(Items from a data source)
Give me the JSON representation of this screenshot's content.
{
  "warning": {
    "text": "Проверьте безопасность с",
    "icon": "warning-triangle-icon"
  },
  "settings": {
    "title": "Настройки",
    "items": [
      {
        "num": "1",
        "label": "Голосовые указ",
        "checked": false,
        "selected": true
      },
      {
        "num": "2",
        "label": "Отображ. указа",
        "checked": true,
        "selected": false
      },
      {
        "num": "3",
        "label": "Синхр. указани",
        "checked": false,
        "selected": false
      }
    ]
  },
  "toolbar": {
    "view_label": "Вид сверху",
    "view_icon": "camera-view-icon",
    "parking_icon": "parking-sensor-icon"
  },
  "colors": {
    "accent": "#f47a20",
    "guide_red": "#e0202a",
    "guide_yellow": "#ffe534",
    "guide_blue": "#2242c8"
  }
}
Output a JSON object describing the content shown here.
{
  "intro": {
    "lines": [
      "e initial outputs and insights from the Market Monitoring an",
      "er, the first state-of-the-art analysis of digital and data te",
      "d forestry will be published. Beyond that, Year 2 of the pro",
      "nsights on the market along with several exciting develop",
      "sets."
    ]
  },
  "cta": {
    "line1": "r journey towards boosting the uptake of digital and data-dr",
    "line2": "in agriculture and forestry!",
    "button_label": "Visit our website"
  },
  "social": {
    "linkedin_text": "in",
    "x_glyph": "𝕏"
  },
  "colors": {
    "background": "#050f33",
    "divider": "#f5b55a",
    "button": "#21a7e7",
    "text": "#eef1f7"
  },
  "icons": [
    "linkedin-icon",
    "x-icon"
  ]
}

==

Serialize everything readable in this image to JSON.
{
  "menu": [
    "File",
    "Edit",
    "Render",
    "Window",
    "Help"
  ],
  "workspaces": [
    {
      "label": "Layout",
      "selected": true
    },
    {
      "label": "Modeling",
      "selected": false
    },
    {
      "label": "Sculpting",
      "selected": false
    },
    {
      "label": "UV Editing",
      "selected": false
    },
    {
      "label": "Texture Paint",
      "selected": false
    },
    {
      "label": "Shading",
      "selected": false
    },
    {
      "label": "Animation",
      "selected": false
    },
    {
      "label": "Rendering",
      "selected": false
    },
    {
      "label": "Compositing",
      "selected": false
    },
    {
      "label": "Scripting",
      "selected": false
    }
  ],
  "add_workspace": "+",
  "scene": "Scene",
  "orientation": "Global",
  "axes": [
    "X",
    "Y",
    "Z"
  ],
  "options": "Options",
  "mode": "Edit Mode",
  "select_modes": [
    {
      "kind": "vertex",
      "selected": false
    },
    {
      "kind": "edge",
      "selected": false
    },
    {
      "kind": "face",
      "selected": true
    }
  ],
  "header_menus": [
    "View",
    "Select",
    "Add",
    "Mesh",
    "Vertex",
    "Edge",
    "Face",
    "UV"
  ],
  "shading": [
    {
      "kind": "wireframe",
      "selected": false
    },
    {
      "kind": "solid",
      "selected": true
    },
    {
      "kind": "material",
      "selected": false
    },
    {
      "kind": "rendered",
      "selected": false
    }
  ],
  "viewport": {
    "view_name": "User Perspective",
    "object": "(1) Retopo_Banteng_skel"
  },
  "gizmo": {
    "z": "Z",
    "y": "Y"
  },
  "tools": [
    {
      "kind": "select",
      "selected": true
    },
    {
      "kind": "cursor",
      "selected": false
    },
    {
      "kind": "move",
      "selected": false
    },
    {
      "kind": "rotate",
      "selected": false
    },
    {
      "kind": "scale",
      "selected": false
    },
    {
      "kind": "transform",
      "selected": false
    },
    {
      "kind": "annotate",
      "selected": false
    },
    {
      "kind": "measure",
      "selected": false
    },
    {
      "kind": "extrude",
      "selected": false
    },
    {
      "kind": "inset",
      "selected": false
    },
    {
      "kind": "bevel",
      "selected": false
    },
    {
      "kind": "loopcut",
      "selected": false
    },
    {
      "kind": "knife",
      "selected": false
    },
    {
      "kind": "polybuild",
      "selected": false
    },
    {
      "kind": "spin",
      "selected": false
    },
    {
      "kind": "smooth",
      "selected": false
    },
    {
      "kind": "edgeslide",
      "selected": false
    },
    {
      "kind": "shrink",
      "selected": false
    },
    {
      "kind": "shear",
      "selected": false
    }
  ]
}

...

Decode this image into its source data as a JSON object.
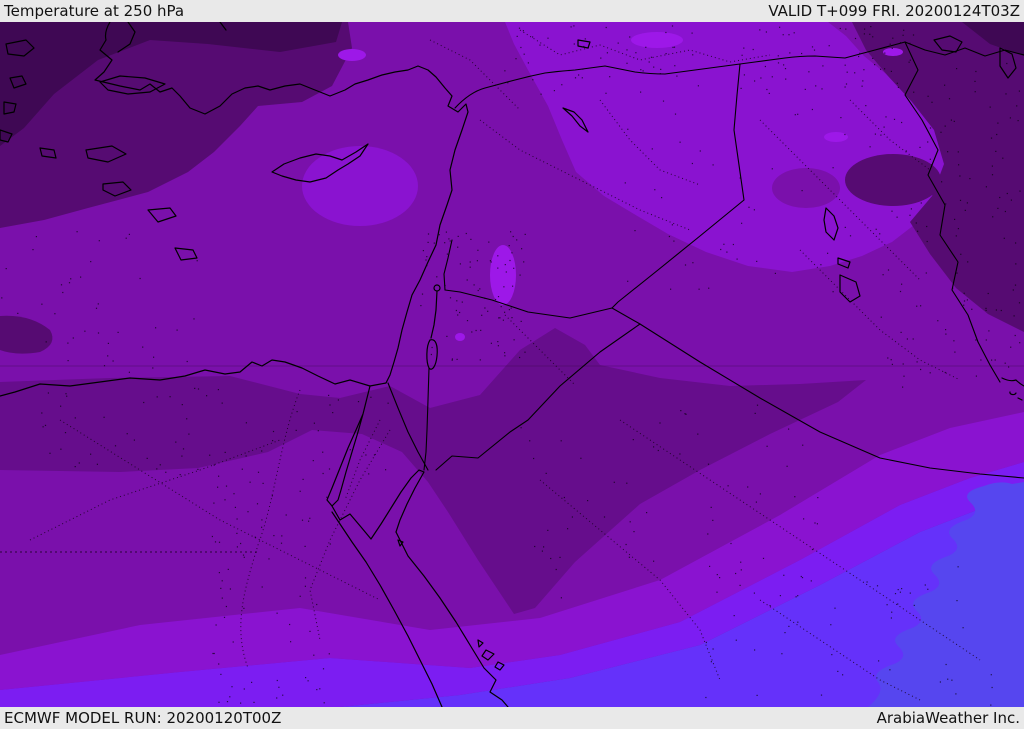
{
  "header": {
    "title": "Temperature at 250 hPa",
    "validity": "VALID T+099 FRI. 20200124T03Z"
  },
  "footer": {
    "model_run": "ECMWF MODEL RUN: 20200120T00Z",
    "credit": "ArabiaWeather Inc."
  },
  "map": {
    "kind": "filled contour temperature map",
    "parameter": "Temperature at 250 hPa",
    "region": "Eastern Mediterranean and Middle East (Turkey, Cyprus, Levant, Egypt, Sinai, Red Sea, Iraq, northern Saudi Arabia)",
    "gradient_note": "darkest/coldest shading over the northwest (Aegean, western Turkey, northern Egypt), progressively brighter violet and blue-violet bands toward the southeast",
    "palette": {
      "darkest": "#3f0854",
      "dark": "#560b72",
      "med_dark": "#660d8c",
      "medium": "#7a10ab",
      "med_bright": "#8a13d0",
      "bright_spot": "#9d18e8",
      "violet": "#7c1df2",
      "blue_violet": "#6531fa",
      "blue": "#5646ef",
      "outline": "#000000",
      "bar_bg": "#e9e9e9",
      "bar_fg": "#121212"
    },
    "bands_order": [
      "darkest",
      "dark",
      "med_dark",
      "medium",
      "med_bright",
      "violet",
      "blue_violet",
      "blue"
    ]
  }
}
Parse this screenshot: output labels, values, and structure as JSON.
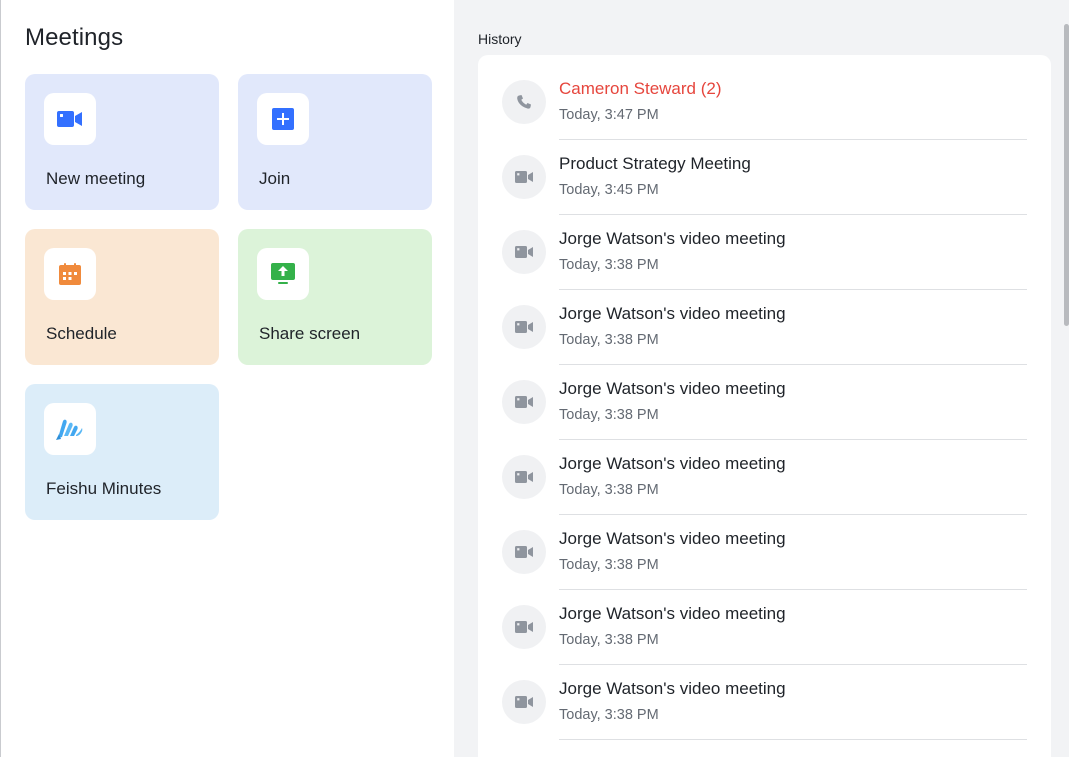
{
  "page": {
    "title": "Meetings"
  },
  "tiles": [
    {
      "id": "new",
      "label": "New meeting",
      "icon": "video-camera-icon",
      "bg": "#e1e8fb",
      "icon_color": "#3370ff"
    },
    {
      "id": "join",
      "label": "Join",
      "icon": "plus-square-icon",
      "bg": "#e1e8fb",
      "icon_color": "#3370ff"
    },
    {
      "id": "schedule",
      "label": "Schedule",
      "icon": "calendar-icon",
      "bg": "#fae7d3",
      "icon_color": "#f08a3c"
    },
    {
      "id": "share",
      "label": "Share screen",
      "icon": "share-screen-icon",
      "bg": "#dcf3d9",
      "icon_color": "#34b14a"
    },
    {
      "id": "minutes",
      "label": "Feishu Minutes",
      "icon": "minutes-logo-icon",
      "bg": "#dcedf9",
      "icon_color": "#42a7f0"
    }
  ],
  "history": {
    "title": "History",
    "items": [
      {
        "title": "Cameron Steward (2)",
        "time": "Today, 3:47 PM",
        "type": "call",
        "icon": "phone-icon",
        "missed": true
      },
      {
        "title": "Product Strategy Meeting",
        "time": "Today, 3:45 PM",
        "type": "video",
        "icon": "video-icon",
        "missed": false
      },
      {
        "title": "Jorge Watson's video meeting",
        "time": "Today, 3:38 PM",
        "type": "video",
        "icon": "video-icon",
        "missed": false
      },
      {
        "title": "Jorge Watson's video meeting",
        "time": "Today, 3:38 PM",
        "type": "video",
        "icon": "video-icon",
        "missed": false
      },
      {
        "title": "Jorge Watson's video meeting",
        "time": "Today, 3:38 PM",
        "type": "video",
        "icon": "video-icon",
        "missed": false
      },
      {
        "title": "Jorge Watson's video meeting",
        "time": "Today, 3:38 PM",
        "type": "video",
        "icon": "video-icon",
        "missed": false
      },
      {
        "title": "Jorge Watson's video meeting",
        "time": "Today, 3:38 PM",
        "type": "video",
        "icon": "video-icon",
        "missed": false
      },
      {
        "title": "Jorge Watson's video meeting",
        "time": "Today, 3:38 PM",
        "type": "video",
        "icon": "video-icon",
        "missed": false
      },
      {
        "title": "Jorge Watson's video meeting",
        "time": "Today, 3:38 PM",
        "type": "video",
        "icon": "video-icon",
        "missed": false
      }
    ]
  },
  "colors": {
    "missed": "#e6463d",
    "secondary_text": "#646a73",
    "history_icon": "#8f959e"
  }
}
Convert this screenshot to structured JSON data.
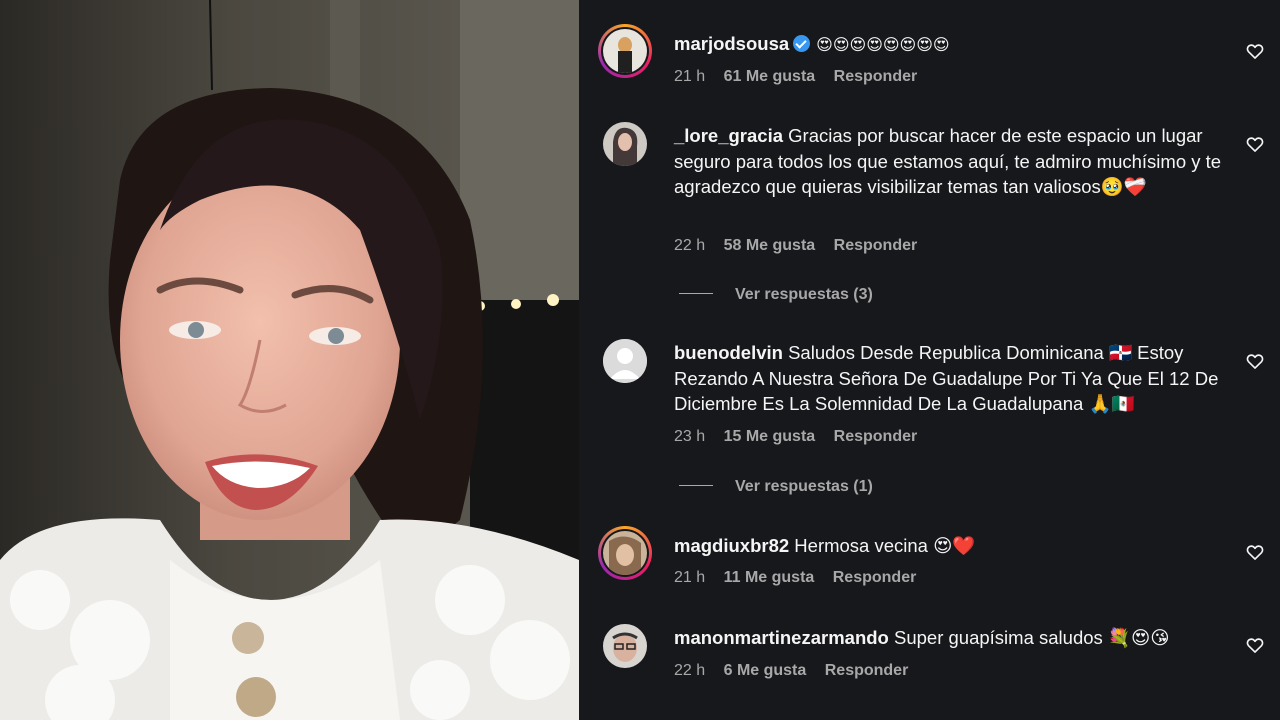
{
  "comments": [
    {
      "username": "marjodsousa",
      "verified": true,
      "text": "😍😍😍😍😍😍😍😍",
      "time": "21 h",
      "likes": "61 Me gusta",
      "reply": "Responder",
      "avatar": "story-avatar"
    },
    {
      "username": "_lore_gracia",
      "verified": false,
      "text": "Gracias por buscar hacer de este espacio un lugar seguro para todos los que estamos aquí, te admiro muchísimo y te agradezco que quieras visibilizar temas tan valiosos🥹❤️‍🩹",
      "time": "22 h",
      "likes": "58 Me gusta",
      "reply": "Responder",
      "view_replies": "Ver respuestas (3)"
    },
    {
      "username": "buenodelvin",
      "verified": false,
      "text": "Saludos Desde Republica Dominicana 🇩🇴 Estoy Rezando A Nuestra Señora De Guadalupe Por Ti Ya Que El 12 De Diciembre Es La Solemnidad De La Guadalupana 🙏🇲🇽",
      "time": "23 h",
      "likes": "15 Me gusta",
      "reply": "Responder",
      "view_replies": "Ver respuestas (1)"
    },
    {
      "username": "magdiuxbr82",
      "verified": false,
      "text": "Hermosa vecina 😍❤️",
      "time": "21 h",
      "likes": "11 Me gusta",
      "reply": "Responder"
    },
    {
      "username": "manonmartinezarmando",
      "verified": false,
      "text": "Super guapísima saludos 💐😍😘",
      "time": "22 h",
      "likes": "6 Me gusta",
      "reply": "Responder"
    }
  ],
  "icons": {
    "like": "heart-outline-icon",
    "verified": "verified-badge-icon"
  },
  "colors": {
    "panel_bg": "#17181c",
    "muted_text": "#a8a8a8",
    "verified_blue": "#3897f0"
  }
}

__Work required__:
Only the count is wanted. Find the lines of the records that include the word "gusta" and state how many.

__Exercise result__:
5